Annette Bening, Adam Driver, & Writer/Director Scott Z. Burns on Digging Into The Report
For Annette Bening, playing California Senator Dianne Feinstein in The Report is personal.
“I had moved to San Francisco [to attend San Francisco State University] in 1978, the year that Mayor George Moscone and Supervisor Harvey Milk were assassinated and she [as head of the board of supervisors] then became mayor automatically,” says Annette Bening. “So I’ve been familiar with her for a long time. I wanted to do the role well enough so that you accept that it’s her but no more. I watched and listened [to footage]; there is lots to see and I would trust [writer and director Scott Z. Burns] to let me know, ‘is this right direction?’ But the fact that she is a measured woman is part of the story and who she authentically is. But events and facts are what the movie is about and what is important rather than a single individual.”
The Report is a political thriller that traces the United States Senate Select Committee on Intelligence, chaired by Feinstein, which investigated the CIA’s use of torture on suspected terrorists after the 9/11 attacks. The CIA knew that brutal methods such as waterboarding, humiliation and sleep deprivation approved by the Bush administration under the direction of Vice President Dick Cheney were ineffective.
Adam Driver stars alongside Bening as Daniel Jones, a member of Feinstein’s staff who in 2009 is charged with heading an investigative team to report on the CIA’s covert actions. Jones doggedly waded through some six million pages of classified files over nearly six years, eventually writing a report that ran to nearly 7,000 pages. Feinstein came under intense pressure to shelve the report but released a 525-page executive summary that was strongly resisted by Republicans and CIA officials, and delayed by the Obama administration. In 2015, Feinstein, a Democrat, and Senator John McCain of Arizona, a Republican and a former prisoner of war who was tortured in North Vietnam, co-sponsored legislation that reaffirmed that the torture of detainees in U.S. custody is illegal.
“I feel strongly that [The Report] helps to remember a group of people who got it out,” Bening says. “Dan was the primary writer and [the film depicts] the force of character of one person who decides not to be buried by zillions of pages that the CIA dumped which was part of the strategy. Dan’s character and others made the difference and right now we feel we need individuals who are willing to step up and say sorry, this is not acceptable.”
Driver, having a busy season with the back to back releases of The Report and the upcoming Marriage Story, says he was drawn to playing the real-life Jones because Jones was simply a loyal government employee doing his job.
“The thing I liked about Dan was the decorum that goes along with being a Senate staffer. You can’t just go get information that goes along with your personal opinions; you must follow a chain of command and present it as an investigator, as bipartisan, not just flinging accusations,” he says “In the script and in Dan, I found a sense of duty over personal opinion; an admirable quality.”
Even though he could not read Jones’s original document which remains classified, Driver understood enough about his character and his situation to convey his motivation and conflict.
“I didn’t need to know everything he knows; the 525-page version was enough.
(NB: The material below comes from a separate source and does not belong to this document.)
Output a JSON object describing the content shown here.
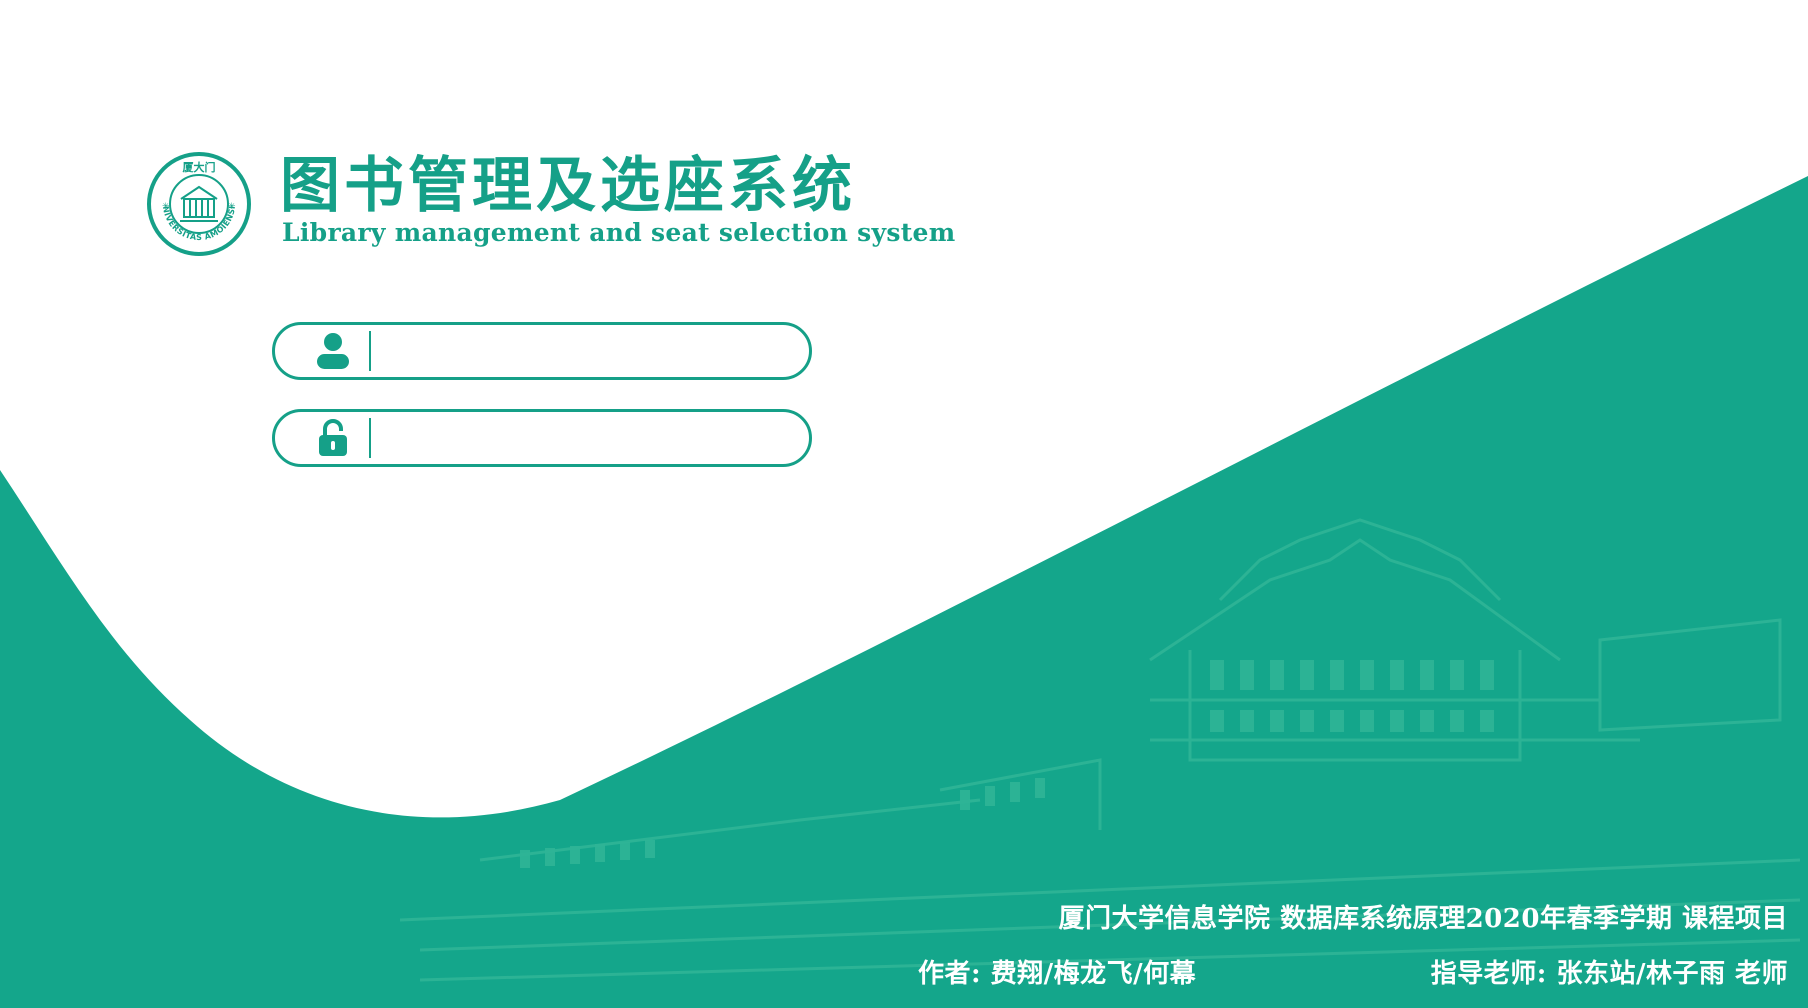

I played with the nature of obsession, of finding a moral compass. That’s what I was thinking about because those are playable actions in a scene,” Driver says.
The Report is Burns’s first feature as a director though he’s written many scripts, most notably Contagion (2011), Side Effects (2013) and, most recently, The Laundromat all for director Seven Soderbergh.
“I loved my partnership with Soderbergh but I wanted to direct for a long time,” says Burns. “I don’t pick [subjects]; things pick me. I could not get away from this story. What Dan Jones did is more important than any movie I’ll write. I connected with Dan’s perseverance and hard work. I followed his lead; I was inspired by what he did.”
Once Burns decided to direct The Report himself, he says, “an $18-million budget became an $8-million budget and a 50-day shoot was cut to 26 days. Even with, selfishly, the most amazing ensemble, getting Hollywood to get behind the movie was impossible.”
Burns says he had “no consultation with Dianne Feinstein whatsoever” and is certain she has not seen The Report.
“I know her position is [that] she’s not interested in movies. I hope at some point she’ll see it. There’s a line I wrote [where a character says], ‘It’s not her job to enforce the law with lights and cameras.’ For her, it was about the rule of law. I have respect for her for that.”
The Report will be released theatrically on November 15 and will stream on Amazon on November 29.
For more on The Report, check out our interview with production designer Ethan Tobman.
Featured image: Annette Bening in The Report. Photo: Atsushi Nishijima/Amazon Studios